Take the 2-minute tour ×
Stack Overflow is a question and answer site for professional and enthusiast programmers. It's 100% free, no registration required.

I have a database that stores some users in it. Each user has its account settings, privacy settings and lots of other properties to set. The number of those properties started to grow and I could end up with 30 properties or so.

Till now, I used to keep it in "UserInfo" table having User and UserInfo related as One-To-Many (keeping a log of all changes). Putting it in a single "UserInfo" table doesn't sound nice and, at least in the database model, it would look messy. What's the solution?

Separating privacy settings, account settings and other "groups" of settings in separate tables and have 1-1 relations between UserInfo and each group of settings table is one solution, but would that be too slow (or much slower) when retrieving the data? I guess all data would not be presented on a single page at the same moment. So maybe having one-to-many relationships to each table is a solution too (keeping log of each group separately)?

share|improve this question
add comment

1 Answer

If it's only 30 properties, I'd recommend just creating 30 columns. That's not too much for a modern database to handle.

But I would guess that if you ahve 30 properties today, you will continue to invent new properties as time goes on, and the number of columns will keep growing. Restructuring your table to add columns every day may become time-consuming as you get lots of rows.

For an alternative solution check out this blog for a nifty solution for storing lots of dynamic attributes in a "schemaless" way: How FriendFeed Uses MySQL.

Basically, collect all the properties into some format and store it in a single TEXT column. The format is semi-structured, that is your application can separate the properties if needed but you can also add more at any time, or even have different properties per row. XML or YAML or JSON are example formats, or some object serialization format supported by your application code language.

CREATE TABLE Users (
  user_id SERIAL PRIMARY KEY, 
  user_proerties TEXT
);

This makes it hard to search for a given value in a given property. So in addition to the TEXT column, create an auxiliary table for each property you want to be searchable, with two columns: values of the given property, and a foreign key back to the main table where that particular value is found. Now you have can index the column so lookups are quick.

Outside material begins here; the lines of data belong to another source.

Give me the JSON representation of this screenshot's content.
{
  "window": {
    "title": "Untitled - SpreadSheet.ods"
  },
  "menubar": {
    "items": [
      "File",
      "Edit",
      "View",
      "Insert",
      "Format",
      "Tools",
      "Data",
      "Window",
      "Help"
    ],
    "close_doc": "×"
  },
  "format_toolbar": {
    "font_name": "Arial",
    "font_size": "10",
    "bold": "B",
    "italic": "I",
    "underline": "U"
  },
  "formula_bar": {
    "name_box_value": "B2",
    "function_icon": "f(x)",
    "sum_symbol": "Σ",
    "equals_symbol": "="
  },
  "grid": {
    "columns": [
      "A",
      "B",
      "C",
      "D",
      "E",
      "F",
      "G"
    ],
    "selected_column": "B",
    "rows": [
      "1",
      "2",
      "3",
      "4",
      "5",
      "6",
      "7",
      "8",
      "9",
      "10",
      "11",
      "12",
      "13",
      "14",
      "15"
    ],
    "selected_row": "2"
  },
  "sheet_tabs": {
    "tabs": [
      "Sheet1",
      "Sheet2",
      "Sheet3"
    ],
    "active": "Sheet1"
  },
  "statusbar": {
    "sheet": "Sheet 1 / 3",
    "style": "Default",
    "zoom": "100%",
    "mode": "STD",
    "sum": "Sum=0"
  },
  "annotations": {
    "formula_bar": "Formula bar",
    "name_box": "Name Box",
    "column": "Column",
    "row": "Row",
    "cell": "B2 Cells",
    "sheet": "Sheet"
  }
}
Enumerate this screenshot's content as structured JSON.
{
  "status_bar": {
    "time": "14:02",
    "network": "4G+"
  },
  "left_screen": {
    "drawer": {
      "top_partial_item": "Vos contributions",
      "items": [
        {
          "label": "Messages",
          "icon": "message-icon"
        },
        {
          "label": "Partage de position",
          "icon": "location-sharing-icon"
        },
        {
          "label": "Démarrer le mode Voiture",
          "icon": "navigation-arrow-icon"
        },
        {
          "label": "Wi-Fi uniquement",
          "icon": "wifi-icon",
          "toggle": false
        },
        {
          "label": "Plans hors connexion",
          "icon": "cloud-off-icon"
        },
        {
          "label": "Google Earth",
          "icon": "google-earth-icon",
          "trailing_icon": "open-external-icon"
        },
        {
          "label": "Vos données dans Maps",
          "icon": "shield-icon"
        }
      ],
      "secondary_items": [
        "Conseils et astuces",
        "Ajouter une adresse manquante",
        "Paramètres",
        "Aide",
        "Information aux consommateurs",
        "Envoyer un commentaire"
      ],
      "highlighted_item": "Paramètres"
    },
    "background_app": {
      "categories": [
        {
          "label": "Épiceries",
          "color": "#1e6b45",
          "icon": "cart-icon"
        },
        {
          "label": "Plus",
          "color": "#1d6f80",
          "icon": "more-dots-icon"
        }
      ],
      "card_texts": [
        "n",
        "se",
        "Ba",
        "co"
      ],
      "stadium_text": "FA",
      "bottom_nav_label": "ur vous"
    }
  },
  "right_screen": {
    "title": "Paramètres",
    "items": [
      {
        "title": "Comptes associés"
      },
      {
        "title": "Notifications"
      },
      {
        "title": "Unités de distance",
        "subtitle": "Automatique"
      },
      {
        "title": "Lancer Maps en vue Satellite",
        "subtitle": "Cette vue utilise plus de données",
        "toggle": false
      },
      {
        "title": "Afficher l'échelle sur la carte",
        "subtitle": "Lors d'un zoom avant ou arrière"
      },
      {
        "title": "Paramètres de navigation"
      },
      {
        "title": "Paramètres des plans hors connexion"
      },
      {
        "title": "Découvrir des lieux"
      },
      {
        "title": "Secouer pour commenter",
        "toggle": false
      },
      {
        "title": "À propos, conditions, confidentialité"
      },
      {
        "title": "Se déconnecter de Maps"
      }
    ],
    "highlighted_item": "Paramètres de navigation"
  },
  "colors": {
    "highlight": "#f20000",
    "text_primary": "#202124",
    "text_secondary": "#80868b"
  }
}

CREATE TABLE UserBirthdate (
  user_id BIGINT UNSIGNED PRIMARY KEY,
  birthdate DATE NOT NULL,
  FOREIGN KEY (user_id) REFERENCES Users(user_id),
  KEY (birthdate)
);

SELECT u.* FROM Users AS u INNER JOIN UserBirthdate b USING (user_id)
WHERE b.birthdate = '2001-01-01';

This means as you insert or update a row in Users, you also need to insert or update into each of your auxiliary tables, to keep it in sync with your data. This could grow into a complex chore as you add more auxiliary tables.

share|improve this answer
add comment

Your Answer

 
discard

By posting your answer, you agree to the privacy policy and terms of service.

Not the answer you're looking for? Browse other questions tagged or ask your own question.